This discourse never asks: What is the root cause of this violence? Will it produce more violence in the future? Are there alternatives? Instead, debate focuses around a more narrow set of issues: Has the US acknowl- edged the number of its civilian victims? Did a strike achieve goals in ‘proportionality’? Were enough precautions taken?Bonds, E. (2019). Humanitized violence: Targeted killings and civilian deaths in the US war against the Islamic State. Current Sociology, 67(3), 438–455.
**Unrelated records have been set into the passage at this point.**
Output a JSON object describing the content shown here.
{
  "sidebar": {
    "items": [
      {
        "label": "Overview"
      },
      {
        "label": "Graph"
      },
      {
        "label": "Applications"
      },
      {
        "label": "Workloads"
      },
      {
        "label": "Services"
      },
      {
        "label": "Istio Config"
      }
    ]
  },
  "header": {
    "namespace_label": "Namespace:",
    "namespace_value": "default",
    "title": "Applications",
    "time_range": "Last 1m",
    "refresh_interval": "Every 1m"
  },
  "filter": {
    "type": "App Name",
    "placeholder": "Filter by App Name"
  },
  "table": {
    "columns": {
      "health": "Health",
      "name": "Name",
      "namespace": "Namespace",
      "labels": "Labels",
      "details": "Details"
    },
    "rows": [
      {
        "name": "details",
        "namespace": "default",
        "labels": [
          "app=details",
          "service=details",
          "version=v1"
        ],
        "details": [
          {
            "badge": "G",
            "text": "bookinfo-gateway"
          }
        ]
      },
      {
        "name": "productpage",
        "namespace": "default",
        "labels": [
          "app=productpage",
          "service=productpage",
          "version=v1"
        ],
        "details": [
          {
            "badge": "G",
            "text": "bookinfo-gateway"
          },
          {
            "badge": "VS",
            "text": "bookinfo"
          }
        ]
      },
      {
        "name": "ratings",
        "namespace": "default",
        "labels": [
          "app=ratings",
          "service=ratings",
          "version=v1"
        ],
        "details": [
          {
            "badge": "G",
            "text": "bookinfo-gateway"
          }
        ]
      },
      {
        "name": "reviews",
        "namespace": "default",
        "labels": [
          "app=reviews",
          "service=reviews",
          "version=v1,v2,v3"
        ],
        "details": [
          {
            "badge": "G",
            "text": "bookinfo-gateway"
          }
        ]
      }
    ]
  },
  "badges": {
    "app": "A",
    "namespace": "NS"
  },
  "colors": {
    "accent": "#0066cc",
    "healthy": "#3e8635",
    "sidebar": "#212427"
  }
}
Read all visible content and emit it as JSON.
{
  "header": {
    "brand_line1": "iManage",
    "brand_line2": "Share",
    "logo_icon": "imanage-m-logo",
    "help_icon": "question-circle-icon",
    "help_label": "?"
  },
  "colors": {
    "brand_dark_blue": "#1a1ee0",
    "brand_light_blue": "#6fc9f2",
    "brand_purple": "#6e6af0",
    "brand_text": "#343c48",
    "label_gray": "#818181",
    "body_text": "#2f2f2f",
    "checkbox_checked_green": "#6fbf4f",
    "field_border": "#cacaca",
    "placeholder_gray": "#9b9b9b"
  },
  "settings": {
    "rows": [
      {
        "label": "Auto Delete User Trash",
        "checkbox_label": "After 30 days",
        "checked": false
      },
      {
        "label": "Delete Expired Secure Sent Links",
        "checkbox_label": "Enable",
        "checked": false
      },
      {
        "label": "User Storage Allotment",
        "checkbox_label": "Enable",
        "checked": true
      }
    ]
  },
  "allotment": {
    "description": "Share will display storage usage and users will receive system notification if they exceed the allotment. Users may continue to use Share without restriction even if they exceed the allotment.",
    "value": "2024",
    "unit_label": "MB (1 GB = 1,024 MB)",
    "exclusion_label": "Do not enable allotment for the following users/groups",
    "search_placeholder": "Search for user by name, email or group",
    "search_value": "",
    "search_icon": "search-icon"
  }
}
Modern weapons technology has enabled air strikes to be more precisely targeted than ever before. In theory, this should minimise civilian harm and ensure greater adherence to the principals of distinction and proportionality underpinning Just War. As Eric Bonds explains in Humanitized violence, however, precision weaponry and the accompanying technical and administrative procedures designed to limit civilian casualties in modern warfare have effectively reinforced the logic of violence. By framing remote warfare in legal terms and couching it in the language of precision and care, the boundaries of debate within which NGOs can scrutinise warfare are limited to ensuring violence is ‘humanitized’ and evaluated on a technical rather than political basis. Distinct from both the brutal ‘ferocious violence’ and the bureaucratic ‘callous violence’ of previous wars, Bonds’ concept of ‘humanitised violence’ is reinforced rather than opposed by human rights and humanitarian organisations.
Bonds, E. (2019). Humanitized violence: Targeted killings and civilian deaths in the US war against the Islamic State. Current Sociology, 67(3), 438–455.